### TASK TO COMPLETE
Your task is to copy each line of the material that includes "sized".

##############################

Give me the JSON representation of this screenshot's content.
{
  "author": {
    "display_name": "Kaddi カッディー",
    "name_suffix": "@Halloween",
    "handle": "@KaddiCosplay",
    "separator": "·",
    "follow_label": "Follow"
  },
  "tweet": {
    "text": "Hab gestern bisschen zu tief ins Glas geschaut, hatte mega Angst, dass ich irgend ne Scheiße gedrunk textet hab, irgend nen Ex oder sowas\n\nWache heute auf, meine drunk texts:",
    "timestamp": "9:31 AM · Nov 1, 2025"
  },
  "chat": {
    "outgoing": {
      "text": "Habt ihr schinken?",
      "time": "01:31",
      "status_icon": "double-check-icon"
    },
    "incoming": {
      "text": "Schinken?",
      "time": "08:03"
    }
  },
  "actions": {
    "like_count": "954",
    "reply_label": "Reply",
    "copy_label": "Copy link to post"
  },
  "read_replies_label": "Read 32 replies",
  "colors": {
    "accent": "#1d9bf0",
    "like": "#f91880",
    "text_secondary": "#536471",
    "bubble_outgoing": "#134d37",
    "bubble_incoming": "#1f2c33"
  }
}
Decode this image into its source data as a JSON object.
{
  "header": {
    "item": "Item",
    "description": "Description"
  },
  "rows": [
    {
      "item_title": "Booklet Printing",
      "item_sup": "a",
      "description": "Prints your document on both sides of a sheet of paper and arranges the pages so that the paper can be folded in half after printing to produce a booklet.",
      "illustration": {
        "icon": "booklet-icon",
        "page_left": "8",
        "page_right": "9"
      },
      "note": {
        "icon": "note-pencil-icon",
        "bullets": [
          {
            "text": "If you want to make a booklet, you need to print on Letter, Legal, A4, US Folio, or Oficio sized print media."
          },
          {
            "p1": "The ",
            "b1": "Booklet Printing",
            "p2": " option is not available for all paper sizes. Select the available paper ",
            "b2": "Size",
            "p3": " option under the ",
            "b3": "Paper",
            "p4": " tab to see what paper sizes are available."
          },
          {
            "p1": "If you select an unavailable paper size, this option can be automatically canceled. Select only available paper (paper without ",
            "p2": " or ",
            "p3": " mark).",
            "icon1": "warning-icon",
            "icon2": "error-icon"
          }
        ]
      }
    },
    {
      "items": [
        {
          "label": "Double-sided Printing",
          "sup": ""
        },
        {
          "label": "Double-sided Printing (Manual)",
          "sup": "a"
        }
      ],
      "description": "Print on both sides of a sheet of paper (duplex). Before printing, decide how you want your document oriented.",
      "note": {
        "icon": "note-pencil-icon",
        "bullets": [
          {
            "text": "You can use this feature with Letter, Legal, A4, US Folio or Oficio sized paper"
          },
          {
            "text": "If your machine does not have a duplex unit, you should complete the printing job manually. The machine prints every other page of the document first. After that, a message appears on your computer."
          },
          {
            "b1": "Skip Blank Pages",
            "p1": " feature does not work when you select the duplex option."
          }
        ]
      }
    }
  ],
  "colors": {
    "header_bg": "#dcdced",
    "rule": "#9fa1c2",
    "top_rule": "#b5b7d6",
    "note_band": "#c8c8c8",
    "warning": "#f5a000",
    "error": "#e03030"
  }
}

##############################

### SOLVED EXERCISE
            "text": "If you want to make a booklet, you need to print on Letter, Legal, A4, US Folio, or Oficio sized print media."
            "text": "You can use this feature with Letter, Legal, A4, US Folio or Oficio sized paper"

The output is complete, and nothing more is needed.